An officer was supposed to be on duty at Nichols as airdrome officer and spend the night there. I pulled the first night. The next day I spent checking on maintenance and having the men dig fox holes where they had to work. This was in case they should be caught in a surprise raid. We had our regular eleven o’clock bombing raid that day, but I found a hole to crawl into during this one.
By this time most of the buildings had been destroyed on Nichols and none of the bombs were doing any further damage. The bombers seemed to be trying to hit the runways and what few planes we had left, but they did a very good of missing. They had done an excellent job of bombing the first few days of the war, but now they never seemed to hit their target. I think they used their most experienced pilots at first, and then started using a bunch of greenhorns.

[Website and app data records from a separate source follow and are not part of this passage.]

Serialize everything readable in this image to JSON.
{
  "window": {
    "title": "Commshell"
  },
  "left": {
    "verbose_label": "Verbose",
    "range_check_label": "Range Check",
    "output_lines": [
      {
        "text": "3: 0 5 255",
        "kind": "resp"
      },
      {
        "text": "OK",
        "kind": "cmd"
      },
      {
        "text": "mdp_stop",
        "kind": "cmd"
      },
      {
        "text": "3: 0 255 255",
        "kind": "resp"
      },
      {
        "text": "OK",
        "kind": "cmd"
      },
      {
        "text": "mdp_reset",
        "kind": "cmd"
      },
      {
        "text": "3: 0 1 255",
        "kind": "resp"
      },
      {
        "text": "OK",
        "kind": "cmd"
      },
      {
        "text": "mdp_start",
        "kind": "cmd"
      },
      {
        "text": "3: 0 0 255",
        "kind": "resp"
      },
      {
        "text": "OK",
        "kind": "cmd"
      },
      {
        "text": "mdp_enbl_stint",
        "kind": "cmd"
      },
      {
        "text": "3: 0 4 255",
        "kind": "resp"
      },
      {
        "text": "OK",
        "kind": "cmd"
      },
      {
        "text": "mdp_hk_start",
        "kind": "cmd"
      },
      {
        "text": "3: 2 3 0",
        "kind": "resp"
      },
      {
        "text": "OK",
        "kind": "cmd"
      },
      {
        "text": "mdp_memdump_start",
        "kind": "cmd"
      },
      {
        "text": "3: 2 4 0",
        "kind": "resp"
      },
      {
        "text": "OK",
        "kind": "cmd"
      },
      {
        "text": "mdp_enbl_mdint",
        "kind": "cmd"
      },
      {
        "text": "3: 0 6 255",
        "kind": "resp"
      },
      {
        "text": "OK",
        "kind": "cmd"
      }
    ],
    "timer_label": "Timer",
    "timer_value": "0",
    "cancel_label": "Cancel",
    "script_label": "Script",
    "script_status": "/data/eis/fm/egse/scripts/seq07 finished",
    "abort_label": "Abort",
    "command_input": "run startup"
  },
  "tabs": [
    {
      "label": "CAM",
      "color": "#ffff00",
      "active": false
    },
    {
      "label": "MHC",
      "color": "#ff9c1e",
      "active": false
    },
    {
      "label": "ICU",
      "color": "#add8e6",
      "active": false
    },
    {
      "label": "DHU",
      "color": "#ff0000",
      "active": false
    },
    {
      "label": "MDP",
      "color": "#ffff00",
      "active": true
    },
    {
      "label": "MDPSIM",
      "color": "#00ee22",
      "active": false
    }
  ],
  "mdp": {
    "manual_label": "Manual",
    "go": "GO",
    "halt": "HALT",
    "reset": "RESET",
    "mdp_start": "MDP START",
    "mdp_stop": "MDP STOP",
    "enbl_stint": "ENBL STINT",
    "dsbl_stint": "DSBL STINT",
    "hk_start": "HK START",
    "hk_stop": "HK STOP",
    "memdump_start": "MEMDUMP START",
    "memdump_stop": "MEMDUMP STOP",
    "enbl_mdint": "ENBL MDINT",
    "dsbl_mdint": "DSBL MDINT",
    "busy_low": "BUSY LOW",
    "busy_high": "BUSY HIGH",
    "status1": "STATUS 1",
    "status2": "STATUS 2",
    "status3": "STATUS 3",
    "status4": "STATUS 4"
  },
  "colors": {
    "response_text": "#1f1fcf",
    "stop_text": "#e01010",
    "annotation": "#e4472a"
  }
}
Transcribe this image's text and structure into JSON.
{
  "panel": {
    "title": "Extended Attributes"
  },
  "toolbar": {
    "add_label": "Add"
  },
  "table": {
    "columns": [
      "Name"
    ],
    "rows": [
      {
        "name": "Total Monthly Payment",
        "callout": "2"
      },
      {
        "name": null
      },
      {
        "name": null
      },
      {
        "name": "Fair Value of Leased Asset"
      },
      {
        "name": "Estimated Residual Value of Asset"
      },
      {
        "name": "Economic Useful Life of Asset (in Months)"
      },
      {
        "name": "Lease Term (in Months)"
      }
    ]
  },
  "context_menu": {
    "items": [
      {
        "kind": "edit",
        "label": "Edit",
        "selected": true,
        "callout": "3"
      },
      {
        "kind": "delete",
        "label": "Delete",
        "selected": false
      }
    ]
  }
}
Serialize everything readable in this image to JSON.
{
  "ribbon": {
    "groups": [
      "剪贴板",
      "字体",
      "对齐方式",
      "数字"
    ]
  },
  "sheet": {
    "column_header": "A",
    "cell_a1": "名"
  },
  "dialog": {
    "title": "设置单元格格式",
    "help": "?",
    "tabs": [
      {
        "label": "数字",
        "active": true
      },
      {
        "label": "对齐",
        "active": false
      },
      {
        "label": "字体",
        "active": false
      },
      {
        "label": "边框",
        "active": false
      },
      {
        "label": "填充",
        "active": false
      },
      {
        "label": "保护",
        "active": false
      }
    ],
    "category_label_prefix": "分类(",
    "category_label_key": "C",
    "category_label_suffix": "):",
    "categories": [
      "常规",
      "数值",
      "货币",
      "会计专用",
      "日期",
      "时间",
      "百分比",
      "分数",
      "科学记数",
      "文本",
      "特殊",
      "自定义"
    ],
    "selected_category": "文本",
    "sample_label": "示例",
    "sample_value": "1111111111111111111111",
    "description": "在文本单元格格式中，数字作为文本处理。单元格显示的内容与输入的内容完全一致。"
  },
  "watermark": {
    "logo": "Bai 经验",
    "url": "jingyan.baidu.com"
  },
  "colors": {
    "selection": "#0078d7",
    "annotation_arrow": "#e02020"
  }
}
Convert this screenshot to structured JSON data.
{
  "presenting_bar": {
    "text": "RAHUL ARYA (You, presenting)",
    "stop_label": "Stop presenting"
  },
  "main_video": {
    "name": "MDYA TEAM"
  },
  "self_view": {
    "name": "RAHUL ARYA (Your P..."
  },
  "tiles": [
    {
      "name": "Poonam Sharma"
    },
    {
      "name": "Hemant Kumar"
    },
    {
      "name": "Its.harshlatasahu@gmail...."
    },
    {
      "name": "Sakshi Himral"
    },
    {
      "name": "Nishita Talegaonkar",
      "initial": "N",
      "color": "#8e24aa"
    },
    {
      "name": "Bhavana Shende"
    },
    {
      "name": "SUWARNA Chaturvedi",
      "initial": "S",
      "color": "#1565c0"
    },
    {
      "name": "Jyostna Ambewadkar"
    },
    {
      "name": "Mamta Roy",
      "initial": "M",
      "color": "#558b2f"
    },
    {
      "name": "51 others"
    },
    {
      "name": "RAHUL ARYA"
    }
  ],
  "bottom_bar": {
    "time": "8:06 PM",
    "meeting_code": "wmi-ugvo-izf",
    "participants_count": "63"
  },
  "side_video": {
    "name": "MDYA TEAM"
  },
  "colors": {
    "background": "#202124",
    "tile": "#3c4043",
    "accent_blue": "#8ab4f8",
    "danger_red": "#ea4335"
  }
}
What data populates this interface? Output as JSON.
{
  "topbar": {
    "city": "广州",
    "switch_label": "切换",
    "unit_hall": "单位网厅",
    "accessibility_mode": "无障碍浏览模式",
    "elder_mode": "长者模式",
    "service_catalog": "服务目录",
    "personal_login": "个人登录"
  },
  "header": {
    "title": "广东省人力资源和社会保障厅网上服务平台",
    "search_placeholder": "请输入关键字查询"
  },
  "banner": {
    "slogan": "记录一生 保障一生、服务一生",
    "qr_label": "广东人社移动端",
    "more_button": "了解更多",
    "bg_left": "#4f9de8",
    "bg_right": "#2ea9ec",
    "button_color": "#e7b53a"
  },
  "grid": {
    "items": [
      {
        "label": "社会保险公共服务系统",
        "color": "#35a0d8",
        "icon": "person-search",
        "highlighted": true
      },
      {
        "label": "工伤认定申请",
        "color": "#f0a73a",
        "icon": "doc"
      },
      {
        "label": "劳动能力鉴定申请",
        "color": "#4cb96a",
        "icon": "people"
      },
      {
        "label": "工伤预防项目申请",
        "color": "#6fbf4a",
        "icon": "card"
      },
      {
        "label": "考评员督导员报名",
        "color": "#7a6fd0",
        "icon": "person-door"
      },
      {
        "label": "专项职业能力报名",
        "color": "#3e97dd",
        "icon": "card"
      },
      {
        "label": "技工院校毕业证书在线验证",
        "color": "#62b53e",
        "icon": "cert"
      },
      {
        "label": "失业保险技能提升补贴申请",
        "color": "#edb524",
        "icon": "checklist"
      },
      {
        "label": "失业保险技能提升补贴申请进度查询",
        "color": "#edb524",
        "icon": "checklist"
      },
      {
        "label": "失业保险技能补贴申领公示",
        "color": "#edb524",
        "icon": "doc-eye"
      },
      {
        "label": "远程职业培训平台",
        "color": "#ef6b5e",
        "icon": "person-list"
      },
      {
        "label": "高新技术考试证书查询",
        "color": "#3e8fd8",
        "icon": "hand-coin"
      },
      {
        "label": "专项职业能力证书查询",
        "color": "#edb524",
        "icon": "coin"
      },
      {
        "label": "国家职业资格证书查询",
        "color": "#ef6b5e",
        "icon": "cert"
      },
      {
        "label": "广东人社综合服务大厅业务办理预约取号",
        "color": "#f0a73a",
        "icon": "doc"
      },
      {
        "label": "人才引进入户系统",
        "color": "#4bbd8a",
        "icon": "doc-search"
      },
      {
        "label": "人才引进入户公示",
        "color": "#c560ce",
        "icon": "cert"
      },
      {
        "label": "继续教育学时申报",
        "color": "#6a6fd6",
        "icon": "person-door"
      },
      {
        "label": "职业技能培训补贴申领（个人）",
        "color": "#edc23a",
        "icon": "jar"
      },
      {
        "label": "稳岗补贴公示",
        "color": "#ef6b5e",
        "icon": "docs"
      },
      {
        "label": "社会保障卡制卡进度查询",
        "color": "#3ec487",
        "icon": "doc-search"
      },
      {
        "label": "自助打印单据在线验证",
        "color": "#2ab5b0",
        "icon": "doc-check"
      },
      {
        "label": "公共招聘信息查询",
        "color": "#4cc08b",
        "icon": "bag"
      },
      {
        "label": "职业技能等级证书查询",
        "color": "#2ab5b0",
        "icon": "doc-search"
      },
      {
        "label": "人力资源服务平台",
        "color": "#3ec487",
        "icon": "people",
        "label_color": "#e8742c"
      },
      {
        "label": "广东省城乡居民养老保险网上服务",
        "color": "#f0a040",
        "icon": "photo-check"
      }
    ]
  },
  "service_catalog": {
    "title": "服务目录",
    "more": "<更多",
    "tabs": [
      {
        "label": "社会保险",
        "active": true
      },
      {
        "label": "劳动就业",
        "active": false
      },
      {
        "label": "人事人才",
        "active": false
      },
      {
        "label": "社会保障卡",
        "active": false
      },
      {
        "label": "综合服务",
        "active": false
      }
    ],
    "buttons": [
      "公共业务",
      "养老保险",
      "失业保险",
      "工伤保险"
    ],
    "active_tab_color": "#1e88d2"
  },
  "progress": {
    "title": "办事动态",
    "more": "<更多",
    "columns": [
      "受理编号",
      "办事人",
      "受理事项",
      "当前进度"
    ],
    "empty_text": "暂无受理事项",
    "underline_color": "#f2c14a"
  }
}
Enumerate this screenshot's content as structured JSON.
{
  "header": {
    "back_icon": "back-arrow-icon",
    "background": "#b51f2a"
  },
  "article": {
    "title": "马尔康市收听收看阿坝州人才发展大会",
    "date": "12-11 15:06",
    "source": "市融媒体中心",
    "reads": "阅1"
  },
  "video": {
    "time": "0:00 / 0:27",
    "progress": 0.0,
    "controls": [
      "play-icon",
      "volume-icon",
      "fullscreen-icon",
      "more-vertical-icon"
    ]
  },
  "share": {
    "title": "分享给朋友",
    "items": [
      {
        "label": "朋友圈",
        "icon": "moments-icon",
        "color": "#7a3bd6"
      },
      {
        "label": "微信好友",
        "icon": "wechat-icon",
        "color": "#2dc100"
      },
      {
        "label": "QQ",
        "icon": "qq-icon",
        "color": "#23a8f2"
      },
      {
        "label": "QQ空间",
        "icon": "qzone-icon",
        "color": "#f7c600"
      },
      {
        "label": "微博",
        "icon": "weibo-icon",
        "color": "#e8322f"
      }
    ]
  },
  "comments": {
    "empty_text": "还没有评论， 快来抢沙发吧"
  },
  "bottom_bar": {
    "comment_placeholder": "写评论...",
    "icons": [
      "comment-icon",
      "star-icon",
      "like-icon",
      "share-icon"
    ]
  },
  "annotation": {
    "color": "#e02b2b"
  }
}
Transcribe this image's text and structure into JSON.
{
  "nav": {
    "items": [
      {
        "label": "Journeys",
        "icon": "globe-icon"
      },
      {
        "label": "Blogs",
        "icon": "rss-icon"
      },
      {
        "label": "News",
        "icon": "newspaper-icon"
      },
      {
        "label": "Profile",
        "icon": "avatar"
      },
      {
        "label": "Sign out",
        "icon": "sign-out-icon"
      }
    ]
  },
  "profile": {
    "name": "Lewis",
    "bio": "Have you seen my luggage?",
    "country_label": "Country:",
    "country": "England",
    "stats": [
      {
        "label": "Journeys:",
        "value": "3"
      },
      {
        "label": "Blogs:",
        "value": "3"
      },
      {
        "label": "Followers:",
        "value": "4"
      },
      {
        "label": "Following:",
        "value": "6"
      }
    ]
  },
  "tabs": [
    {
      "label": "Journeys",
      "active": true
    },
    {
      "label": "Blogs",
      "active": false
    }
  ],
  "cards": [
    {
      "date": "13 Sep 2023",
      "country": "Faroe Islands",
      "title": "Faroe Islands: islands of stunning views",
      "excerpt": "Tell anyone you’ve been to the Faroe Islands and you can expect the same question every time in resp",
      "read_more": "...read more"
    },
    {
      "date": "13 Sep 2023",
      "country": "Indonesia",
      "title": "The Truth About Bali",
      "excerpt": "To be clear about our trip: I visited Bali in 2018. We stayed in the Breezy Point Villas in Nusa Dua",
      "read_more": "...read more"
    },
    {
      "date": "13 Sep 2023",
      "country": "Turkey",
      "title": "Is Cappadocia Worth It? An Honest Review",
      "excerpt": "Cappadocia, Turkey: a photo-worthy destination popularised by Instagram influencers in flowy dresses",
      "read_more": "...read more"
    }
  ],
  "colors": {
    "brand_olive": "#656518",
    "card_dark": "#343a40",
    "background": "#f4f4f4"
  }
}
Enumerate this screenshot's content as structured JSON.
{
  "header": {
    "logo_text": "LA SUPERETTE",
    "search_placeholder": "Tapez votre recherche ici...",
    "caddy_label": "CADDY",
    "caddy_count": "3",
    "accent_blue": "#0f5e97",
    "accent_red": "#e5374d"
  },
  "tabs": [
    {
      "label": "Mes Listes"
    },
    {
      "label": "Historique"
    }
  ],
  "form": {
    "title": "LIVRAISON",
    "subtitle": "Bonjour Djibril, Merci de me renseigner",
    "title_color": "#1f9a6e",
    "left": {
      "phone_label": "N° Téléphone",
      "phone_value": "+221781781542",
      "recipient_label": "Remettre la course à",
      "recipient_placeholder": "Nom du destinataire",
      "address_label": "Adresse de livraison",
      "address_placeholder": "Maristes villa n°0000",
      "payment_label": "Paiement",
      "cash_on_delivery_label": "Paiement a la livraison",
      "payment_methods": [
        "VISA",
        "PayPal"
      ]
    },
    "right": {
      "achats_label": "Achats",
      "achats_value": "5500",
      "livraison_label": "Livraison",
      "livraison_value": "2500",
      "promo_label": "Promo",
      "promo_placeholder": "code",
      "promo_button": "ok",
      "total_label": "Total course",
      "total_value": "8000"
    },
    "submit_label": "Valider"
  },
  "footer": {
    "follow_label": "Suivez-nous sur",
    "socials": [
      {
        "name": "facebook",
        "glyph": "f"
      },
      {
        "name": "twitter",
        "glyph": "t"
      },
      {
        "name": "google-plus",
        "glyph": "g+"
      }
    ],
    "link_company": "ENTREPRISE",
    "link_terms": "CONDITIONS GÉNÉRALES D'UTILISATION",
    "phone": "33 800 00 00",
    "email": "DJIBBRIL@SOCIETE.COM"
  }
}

That night I found another officer to stay on the field, and I went home a little before dark. After dinner Dorothy and I decided that we would like to go dancing and have a few drinks. She put on an evening gown, and I put on a civilian suit for the first time since the war had started, and off we went to the Manila Hotel which was about the only night spot that was still operating. The place was crowded to capacity with officers in uniform, and I was informed several times that I was breaking regulations by being in civilian clothes. It didn’t hurt my conscious all though, because it was such a relief to get out of uniform and forget the Army for a few hours. We danced and sipped Scotch and sodas until midnight when we decided that since both of us had to go to work early in the morning, we should go to bed. Everything in Manila was completely blacked-out that night. To move about, we had to creep along and feel our way.